Since Matthews plays for the Leafs, he’ll never win a Cup.
The franchise has rid itself of the core responsible for the disastrous seasons that haunt the fan-base. Mike Babcock is a winning coach, and thanks to some great draft picks over the last few years, the shelves are stocked with talent.
Matthews’ four-goal debut has overshadowed some great games from fellow rookies Mitch Marner, William Nylander, and Zach Hyman, while Morgan Rielly continues to show improvement on the back-end.
If this wasn’t already bold enough, this should take it over the top: Matthews and these other youngsters will lead Toronto to a Stanley Cup within the next five years.
Patrik Laine was the best player available in the 2016 Draft.
Nope. Not even close. Laine has a ton of potential, but Matthews will prove to be the superior player this season, as well as over the course of their respective careers.
Matthews will outscore Connor McDavid this season.
McDavid is currently averaging more than a point per game in the NHL, and has six points through three games this season. The Oilers’ new captain seems to be benefiting from the team clearing some of their other first-overall picks out of his way, and he looks like the best player in the game right now.
The two will not be far apart in goals, but McDavid will top him by a good margin when it comes to points. Try 30.
But that’s just this year. The two will take turns winning the Hart Trophy over the next ten seasons.

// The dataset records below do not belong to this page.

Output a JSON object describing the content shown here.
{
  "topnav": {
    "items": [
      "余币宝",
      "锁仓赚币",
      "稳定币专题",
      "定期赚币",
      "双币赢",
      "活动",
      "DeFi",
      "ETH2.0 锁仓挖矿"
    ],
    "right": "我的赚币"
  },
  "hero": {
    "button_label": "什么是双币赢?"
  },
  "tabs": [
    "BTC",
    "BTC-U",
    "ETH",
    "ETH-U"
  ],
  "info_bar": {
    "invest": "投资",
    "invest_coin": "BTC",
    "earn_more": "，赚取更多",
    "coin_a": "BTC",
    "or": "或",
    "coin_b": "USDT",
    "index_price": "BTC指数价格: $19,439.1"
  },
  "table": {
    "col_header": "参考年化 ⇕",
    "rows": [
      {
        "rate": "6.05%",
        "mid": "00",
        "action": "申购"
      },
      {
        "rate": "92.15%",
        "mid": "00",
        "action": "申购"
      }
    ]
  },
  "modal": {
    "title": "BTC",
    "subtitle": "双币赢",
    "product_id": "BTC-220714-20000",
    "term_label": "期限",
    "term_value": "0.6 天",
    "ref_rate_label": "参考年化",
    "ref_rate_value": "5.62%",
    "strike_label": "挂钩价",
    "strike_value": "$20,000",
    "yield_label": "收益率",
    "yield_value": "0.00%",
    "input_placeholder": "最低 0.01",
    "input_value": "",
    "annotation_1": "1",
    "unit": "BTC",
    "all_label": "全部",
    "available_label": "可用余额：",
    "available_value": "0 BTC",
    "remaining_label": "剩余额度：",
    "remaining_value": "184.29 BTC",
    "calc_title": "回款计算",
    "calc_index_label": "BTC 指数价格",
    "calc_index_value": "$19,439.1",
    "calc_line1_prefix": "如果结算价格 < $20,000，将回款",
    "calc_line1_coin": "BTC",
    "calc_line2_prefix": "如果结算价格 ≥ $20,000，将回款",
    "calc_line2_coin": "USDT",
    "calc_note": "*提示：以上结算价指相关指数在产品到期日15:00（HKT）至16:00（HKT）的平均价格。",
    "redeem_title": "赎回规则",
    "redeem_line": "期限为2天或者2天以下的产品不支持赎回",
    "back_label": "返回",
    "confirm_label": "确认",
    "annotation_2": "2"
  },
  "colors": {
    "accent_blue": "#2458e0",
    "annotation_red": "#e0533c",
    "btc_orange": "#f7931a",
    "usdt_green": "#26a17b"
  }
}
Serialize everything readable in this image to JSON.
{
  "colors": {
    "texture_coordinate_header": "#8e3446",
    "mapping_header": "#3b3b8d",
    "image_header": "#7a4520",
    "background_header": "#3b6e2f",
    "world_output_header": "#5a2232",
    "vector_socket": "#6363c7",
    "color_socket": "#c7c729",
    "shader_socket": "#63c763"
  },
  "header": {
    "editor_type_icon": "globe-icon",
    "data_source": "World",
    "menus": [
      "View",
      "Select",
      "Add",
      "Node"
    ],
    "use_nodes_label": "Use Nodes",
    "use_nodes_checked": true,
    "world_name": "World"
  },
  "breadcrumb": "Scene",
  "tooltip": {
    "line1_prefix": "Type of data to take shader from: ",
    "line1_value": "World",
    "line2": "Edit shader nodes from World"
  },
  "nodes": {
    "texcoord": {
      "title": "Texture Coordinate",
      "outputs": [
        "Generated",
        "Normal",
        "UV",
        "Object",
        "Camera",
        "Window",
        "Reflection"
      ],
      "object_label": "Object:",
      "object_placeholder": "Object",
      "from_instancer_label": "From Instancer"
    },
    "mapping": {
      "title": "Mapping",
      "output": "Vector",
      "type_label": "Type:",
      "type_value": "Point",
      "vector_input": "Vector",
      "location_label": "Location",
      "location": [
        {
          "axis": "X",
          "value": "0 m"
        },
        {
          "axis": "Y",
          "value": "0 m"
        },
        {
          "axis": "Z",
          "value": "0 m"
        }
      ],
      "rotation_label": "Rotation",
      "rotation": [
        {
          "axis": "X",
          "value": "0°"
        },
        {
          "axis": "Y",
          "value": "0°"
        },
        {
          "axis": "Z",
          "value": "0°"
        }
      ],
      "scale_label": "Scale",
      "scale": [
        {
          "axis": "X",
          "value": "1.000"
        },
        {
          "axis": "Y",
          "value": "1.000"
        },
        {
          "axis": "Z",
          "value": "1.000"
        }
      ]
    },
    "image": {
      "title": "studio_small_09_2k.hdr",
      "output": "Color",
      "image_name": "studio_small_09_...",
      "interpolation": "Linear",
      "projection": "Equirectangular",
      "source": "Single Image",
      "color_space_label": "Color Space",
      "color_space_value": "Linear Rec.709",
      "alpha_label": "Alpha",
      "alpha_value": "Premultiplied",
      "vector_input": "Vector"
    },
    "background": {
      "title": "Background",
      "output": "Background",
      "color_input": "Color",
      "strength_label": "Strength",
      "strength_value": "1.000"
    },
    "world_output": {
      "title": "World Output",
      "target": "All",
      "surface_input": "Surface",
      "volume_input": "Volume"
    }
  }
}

Photo credit: Pumpido75 [CC BY-SA 4.0 (http://creativecommons.org/licenses/by-sa/4.0)], via Wikimedia Commons.